During the World War I, Germany heard of England’s proposal and instituted daylight saving time to save energy. The United States and England followed suit. Although unpopular among farmers, Congress imposed daylight saving time for seven months during World War I and year-round for three and a half years during World War II.

Afterward, federal law did not require daylight saving time to be enforced. Nor was a specific starting and ending date adopted; state and local jurisdictions had free reign. At one point, Iowa had 23 time zones. One bus ride from Ohio to West Virginia only spanned 35 miles, but a traveler had to change his watch seven times.

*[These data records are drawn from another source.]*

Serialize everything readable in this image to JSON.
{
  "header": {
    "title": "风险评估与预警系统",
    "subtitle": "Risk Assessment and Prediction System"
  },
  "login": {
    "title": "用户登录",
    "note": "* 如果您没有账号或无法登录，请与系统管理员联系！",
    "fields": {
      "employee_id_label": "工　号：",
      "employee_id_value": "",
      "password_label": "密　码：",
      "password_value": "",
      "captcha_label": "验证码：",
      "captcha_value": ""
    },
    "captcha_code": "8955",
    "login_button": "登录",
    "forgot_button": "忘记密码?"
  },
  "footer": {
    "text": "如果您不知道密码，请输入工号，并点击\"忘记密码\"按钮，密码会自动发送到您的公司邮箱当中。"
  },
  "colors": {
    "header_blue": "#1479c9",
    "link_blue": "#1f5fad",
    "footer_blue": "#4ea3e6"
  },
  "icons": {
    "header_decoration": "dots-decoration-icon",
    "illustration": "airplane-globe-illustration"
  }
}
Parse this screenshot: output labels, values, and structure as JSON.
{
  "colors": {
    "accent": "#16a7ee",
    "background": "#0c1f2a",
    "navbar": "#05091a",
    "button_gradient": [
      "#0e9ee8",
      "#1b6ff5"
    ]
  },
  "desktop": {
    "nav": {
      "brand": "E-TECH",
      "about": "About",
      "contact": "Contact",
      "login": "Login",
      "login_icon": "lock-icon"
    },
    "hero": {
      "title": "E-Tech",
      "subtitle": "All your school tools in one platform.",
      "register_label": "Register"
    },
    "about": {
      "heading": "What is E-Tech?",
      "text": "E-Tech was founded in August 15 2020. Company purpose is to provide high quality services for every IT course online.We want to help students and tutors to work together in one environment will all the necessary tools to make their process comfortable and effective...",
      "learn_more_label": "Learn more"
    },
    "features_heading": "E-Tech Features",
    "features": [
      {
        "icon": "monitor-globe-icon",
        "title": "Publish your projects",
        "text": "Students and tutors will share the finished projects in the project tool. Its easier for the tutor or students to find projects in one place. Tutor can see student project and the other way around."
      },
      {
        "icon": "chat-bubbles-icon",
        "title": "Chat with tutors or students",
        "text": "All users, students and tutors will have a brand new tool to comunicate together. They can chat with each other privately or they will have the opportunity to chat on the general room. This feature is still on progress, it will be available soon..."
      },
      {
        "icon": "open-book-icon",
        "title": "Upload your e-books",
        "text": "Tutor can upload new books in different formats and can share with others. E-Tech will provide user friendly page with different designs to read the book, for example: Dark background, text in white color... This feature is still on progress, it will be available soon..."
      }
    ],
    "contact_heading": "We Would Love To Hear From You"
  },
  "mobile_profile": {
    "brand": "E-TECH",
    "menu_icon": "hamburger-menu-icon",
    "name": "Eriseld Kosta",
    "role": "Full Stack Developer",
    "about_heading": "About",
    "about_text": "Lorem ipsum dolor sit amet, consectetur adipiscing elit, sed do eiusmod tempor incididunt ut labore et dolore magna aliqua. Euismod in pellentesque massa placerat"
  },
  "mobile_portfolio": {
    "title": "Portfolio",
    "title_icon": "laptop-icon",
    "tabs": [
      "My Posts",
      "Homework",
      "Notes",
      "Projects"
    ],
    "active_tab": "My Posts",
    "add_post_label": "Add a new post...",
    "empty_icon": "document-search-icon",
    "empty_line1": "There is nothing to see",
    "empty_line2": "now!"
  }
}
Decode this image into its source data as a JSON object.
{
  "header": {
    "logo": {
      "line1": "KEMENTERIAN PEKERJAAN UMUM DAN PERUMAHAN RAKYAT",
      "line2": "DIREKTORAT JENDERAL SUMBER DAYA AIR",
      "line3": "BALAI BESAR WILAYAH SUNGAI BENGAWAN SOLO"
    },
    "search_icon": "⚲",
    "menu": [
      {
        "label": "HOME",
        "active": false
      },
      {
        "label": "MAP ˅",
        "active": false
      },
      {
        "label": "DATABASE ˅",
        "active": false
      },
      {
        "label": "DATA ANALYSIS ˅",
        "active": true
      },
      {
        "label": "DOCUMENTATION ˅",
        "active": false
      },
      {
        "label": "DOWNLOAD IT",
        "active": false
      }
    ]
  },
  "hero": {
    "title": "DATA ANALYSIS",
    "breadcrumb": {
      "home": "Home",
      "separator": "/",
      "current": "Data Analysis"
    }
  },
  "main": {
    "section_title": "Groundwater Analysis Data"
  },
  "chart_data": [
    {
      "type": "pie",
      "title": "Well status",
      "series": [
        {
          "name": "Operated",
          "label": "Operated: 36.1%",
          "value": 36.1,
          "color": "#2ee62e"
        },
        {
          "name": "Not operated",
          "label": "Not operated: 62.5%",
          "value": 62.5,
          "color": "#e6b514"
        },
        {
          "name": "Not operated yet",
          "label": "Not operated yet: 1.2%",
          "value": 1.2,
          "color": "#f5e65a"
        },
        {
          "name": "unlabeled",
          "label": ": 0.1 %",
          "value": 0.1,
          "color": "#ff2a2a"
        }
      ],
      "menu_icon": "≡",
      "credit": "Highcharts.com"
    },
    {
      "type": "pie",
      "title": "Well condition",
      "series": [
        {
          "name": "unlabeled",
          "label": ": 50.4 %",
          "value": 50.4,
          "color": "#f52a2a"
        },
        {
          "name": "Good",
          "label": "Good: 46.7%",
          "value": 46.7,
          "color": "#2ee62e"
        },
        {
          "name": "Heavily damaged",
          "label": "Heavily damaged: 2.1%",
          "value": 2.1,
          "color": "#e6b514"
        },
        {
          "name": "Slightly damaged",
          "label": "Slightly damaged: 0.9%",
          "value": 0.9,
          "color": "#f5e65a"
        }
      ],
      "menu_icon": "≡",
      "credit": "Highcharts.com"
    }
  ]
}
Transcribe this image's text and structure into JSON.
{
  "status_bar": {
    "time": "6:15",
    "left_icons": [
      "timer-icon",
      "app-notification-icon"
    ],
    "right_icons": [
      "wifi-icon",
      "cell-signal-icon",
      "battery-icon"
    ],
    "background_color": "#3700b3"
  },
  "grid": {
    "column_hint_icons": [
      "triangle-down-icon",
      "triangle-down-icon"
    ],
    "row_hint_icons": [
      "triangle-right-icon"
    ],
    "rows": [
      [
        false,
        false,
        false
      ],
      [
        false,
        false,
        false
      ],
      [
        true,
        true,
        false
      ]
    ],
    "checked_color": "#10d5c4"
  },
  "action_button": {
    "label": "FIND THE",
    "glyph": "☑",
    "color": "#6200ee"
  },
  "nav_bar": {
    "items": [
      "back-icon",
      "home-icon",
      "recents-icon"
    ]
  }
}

By 1967, 100 million Americans observed daylight saving time. That year, Congress passed the Uniform Time Act, establishing one pattern for daylight saving time--beginning the last week of April and ending the last week in October--for anyone who wished to observe it. State governments still had and have the right to adopt it or opt out. In 1986, Reagan added another three weeks to daylight saving time, a change that has remained in effect until this year.

Besides added sunlight during the evening, daylight saving time has other benefits--from saving energy to saving lives, some studies say. Research conducted by the Department of Transportation in the 1970s showed a 1 percent decrease in energy use per day after daylight saving time begins.

The study also showed that daylight saving time prevents deaths and injuries from traffic accidents. According to the study, as posted on the Web site of the California Energy Commission, most traffic accidents occur during the evening commute. With an extra hour of sunlight, an estimated 50 lives were saved, 2,000 injuries were prevented and a total of $28 million was saved in traffic accident costs in March and April.

But not everyone is pleased with the change.

Some critics charge that the number of accidents during the morning commute rises when the clocks move ahead. Also, many worry about children, particularly in rural areas, traveling to school in the dark during the morning.

Tom Buis, president of the National Farmers Union, said that while daylight saving time may not be as controversial as in the past, children's safety remains a concern.

“Rural students generally have to go greater distances," he said. "When it’s still dark like that, it’s more uncomfortable for people.”

As for the farmers, Buis says crop farmers now have artificial lights to work under and their farming depends more on soil conditions and the weather rather than the clock. Dairy and livestock farmers, however, have to adjust their schedules with the time change.

The California Energy Commission has concluded that extending daylight saving time decreases the amount of peak electricity use at 7 p.m. in March by 3 percent, according to Bob Aldrich, a commission consultant. He says the data only apply to California since electricity use differs by geographic location.

There are easier ways to save energy, experts say. While changing your clocks, Aldrich recommends changing all light bulbs to compact florescent ones.

“If everyone did that," he said, "it would save more energy than daylight saving time.”

E-mail: gcm2107@columbia.edu